‘I will be here until they kill us’ – hawker at Hong Kong estate defiant after simmering unrest turns violent
Food sellers return to work in Tuen Mun after clashes with self-proclaimed hawker control team
About 10 hawkers at a housing estate in Tuen Mun expressed defiance yesterday and said they would continue to operate despite conflicts plaguing the neighbourhood in recent days.
Tension between a self-proclaimed hawker control team and people supporting the food sellers turned into violence at the 28-year old Leung King housing estate on Tuesday night.
But the brawl was believed to be unrelated to overnight rioting in Mong Kok the day before.
“I will be here until they kill us,” an unfazed hawker who wished to remain anonymous told the Post after the latest clashes. He said the conflicts started around January 21 when a renovated wet market, run by company Link Reit, opened at the estate.
“The so-called managing officers would come at night and fence off the area, stopping people from buying food from us.”
He said Link Reit increased the rent at the wet market after the renovation. “They promised the cooked food stores there would be no hawkers around to encourage them to rent their space.”

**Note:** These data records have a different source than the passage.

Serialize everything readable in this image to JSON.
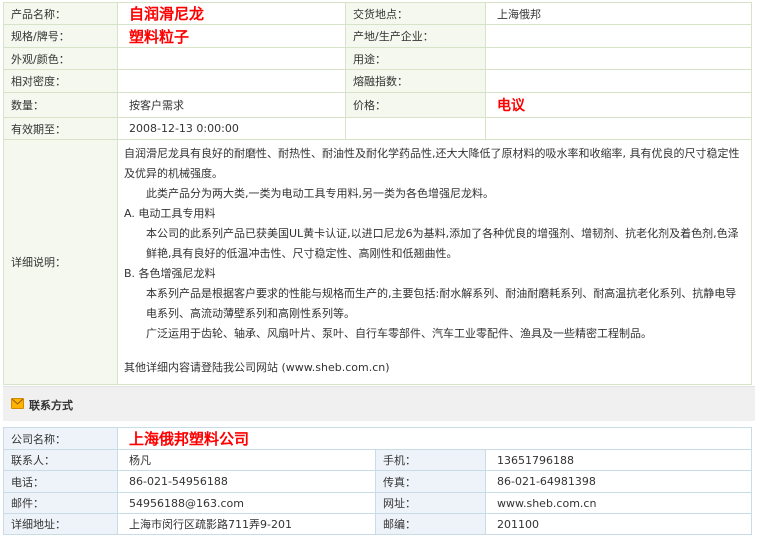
{
  "product": {
    "name_label": "产品名称：",
    "name_value": "自润滑尼龙",
    "delivery_label": "交货地点：",
    "delivery_value": "上海俄邦",
    "spec_label": "规格/牌号：",
    "spec_value": "塑料粒子",
    "origin_label": "产地/生产企业：",
    "origin_value": "",
    "appearance_label": "外观/颜色：",
    "appearance_value": "",
    "usage_label": "用途：",
    "usage_value": "",
    "density_label": "相对密度：",
    "density_value": "",
    "mfi_label": "熔融指数：",
    "mfi_value": "",
    "quantity_label": "数量：",
    "quantity_value": "按客户需求",
    "price_label": "价格：",
    "price_value": "电议",
    "validity_label": "有效期至：",
    "validity_value": "2008-12-13 0:00:00",
    "detail_label": "详细说明："
  },
  "detail": {
    "p1": "自润滑尼龙具有良好的耐磨性、耐热性、耐油性及耐化学药品性,还大大降低了原材料的吸水率和收缩率, 具有优良的尺寸稳定性及优异的机械强度。",
    "p2": "此类产品分为两大类,一类为电动工具专用料,另一类为各色增强尼龙料。",
    "h_a": "A. 电动工具专用料",
    "p3": "本公司的此系列产品已获美国UL黄卡认证,以进口尼龙6为基料,添加了各种优良的增强剂、增韧剂、抗老化剂及着色剂,色泽鲜艳,具有良好的低温冲击性、尺寸稳定性、高刚性和低翘曲性。",
    "h_b": "B. 各色增强尼龙料",
    "p4": "本系列产品是根据客户要求的性能与规格而生产的,主要包括:耐水解系列、耐油耐磨耗系列、耐高温抗老化系列、抗静电导电系列、高流动薄壁系列和高刚性系列等。",
    "p5": "广泛运用于齿轮、轴承、风扇叶片、泵叶、自行车零部件、汽车工业零配件、渔具及一些精密工程制品。",
    "p6": "其他详细内容请登陆我公司网站 (www.sheb.com.cn)"
  },
  "contact_header": {
    "title": "联系方式",
    "icon": "envelope-icon"
  },
  "contact": {
    "company_label": "公司名称：",
    "company_value": "上海俄邦塑料公司",
    "person_label": "联系人：",
    "person_value": "杨凡",
    "mobile_label": "手机：",
    "mobile_value": "13651796188",
    "phone_label": "电话：",
    "phone_value": "86-021-54956188",
    "fax_label": "传真：",
    "fax_value": "86-021-64981398",
    "email_label": "邮件：",
    "email_value": "54956188@163.com",
    "website_label": "网址：",
    "website_value": "www.sheb.com.cn",
    "address_label": "详细地址：",
    "address_value": "上海市闵行区疏影路711弄9-201",
    "zip_label": "邮编：",
    "zip_value": "201100"
  },
  "colors": {
    "highlight": "#ff0000",
    "label_bg_product": "#f4f8ee",
    "label_bg_contact": "#edf3f8",
    "icon": "#ffb300"
  }
}
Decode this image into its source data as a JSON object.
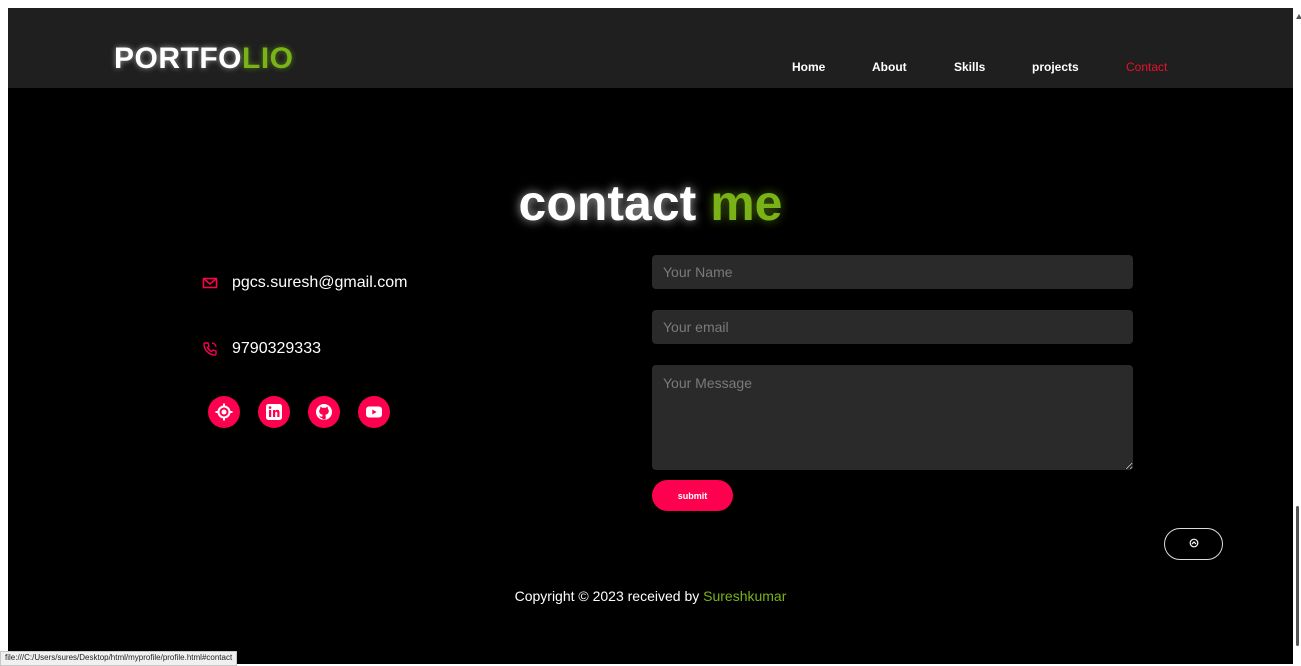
{
  "header": {
    "logo_main": "PORTFO",
    "logo_accent": "LIO",
    "nav": [
      "Home",
      "About",
      "Skills",
      "projects",
      "Contact"
    ]
  },
  "contact": {
    "title_main": "contact ",
    "title_accent": "me",
    "email": "pgcs.suresh@gmail.com",
    "phone": "9790329333",
    "socials": [
      "location-icon",
      "linkedin-icon",
      "github-icon",
      "youtube-icon"
    ]
  },
  "form": {
    "name_placeholder": "Your Name",
    "email_placeholder": "Your email",
    "message_placeholder": "Your Message",
    "submit_label": "submit"
  },
  "footer": {
    "copyright_text": "Copyright © 2023 received by ",
    "author": "Sureshkumar"
  },
  "status_url": "file:///C:/Users/sures/Desktop/html/myprofile/profile.html#contact",
  "colors": {
    "accent_green": "#7ab317",
    "accent_pink": "#ff004f",
    "active_nav": "#e8122c",
    "background": "#000000",
    "navbar": "#1f1f1f"
  }
}
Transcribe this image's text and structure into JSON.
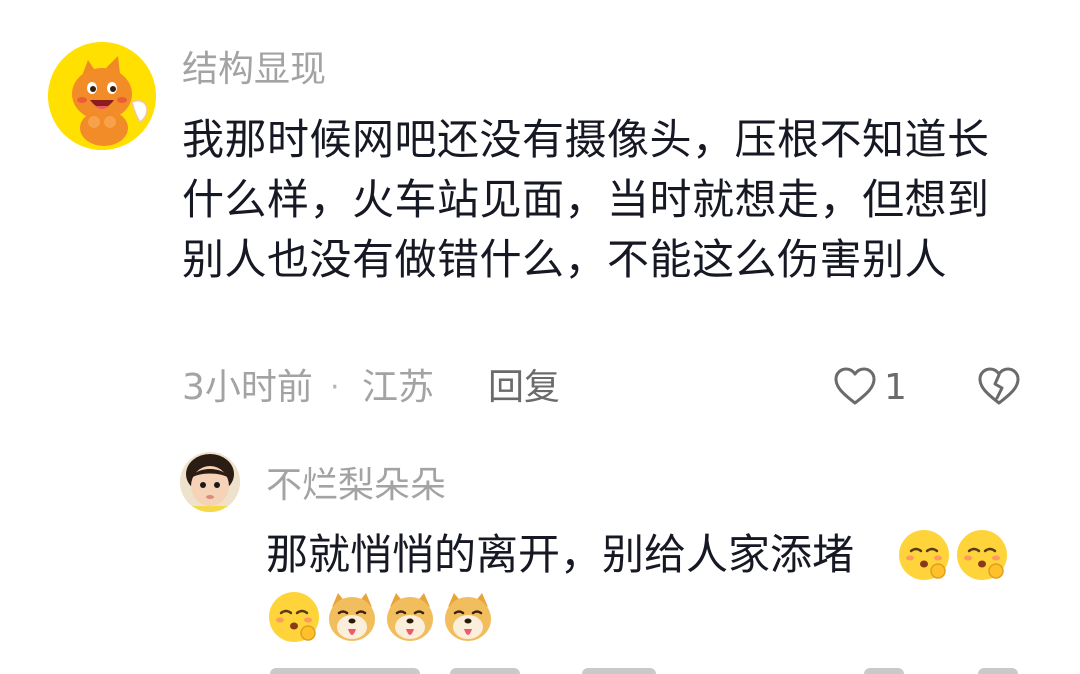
{
  "comment": {
    "username": "结构显现",
    "avatar_icon": "orange-mascot-avatar",
    "avatar_bg": "#ffe000",
    "text": "我那时候网吧还没有摄像头，压根不知道长什么样，火车站见面，当时就想走，但想到别人也没有做错什么，不能这么伤害别人",
    "time": "3小时前",
    "separator": "·",
    "location": "江苏",
    "reply_label": "回复",
    "like_icon": "heart-outline-icon",
    "like_count": "1",
    "dislike_icon": "broken-heart-icon"
  },
  "reply": {
    "username": "不烂梨朵朵",
    "avatar_icon": "child-photo-avatar",
    "text": "那就悄悄的离开，别给人家添堵",
    "emojis": [
      "shush-emoji",
      "shush-emoji",
      "shush-emoji",
      "doge-emoji",
      "doge-emoji",
      "doge-emoji"
    ]
  },
  "colors": {
    "text_primary": "#161823",
    "text_secondary": "#a3a3a3",
    "action_text": "#6b6b6b",
    "background": "#ffffff"
  }
}
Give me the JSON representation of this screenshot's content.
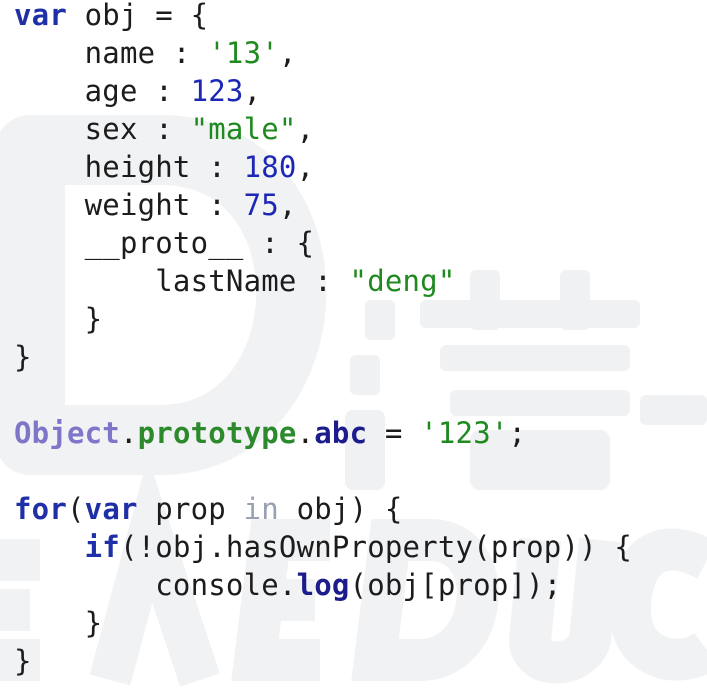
{
  "code": {
    "l1": {
      "kw": "var",
      "rest": " obj = {"
    },
    "l2": {
      "key": "    name : ",
      "str": "'13'",
      "tail": ","
    },
    "l3": {
      "key": "    age : ",
      "num": "123",
      "tail": ","
    },
    "l4": {
      "key": "    sex : ",
      "str": "\"male\"",
      "tail": ","
    },
    "l5": {
      "key": "    height : ",
      "num": "180",
      "tail": ","
    },
    "l6": {
      "key": "    weight : ",
      "num": "75",
      "tail": ","
    },
    "l7": {
      "key": "    __proto__ : {"
    },
    "l8": {
      "key": "        lastName : ",
      "str": "\"deng\""
    },
    "l9": {
      "text": "    }"
    },
    "l10": {
      "text": "}"
    },
    "l12": {
      "cls": "Object",
      "dot1": ".",
      "prop": "prototype",
      "dot2": ".",
      "abc": "abc",
      "eq": " = ",
      "str": "'123'",
      "tail": ";"
    },
    "l14": {
      "kw": "for",
      "p1": "(",
      "kw2": "var",
      "mid": " prop ",
      "in": "in",
      "rest": " obj) {"
    },
    "l15": {
      "indent": "    ",
      "kw": "if",
      "rest": "(!obj.hasOwnProperty(prop)) {"
    },
    "l16": {
      "pre": "        console.",
      "log": "log",
      "rest": "(obj[prop]);"
    },
    "l17": {
      "text": "    }"
    },
    "l18": {
      "text": "}"
    }
  },
  "colors": {
    "keyword": "#1f2fa8",
    "string": "#1f8a1f",
    "number": "#1d27b5",
    "watermark": "#f0f1f3"
  }
}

Link Reit, or Link Real Estate Investment Trust, owns properties around housing estates and above MTR stations. In a reply to the Post, Link Reit distanced itself from the clashes and denied the hawker control team was its staff.
The Housing Department said the area was supposed to be managed by “incorporated owners” – people who bought flats under a tenants purchase scheme.
Neither the Food and Environmental Hygiene Department nor police were responsible for combating hawking in the area, which was not seen as a public place, the authorities said. The area was understood to be managed by an outside firm, which could not be reached for comment.
Yesterday afternoon the area was bustling with locals buying barbecued skewers and egg waffles. Police officers patrolled throughout the day but the atmosphere remained calm.
A resident called Mr Lam said he did not mind the hawkers. “They are just trying to make a living. Using violence to clear them out is too much,” he said. But a Mrs Tsang said: “I think they are unhygienic.”
Garen Hon Lai-yin, founder of Tuen Mun Community, said a group who claimed to act on behalf of a company responsible for managing the estate or its market had carried out operations against illegal food hawkers for several nights in a row.
Some residents supported the hawkers, triggering scuffles that resulted in four people being injured on Tuesday. Police said they were attacked by three men, who fled and were still at large.
A 31-year-old man was arrested for causing disorder in a public place. He allegedly interfered with a worker performing his duties at Leung King estate.
Additional reporting by Allen Au-yeung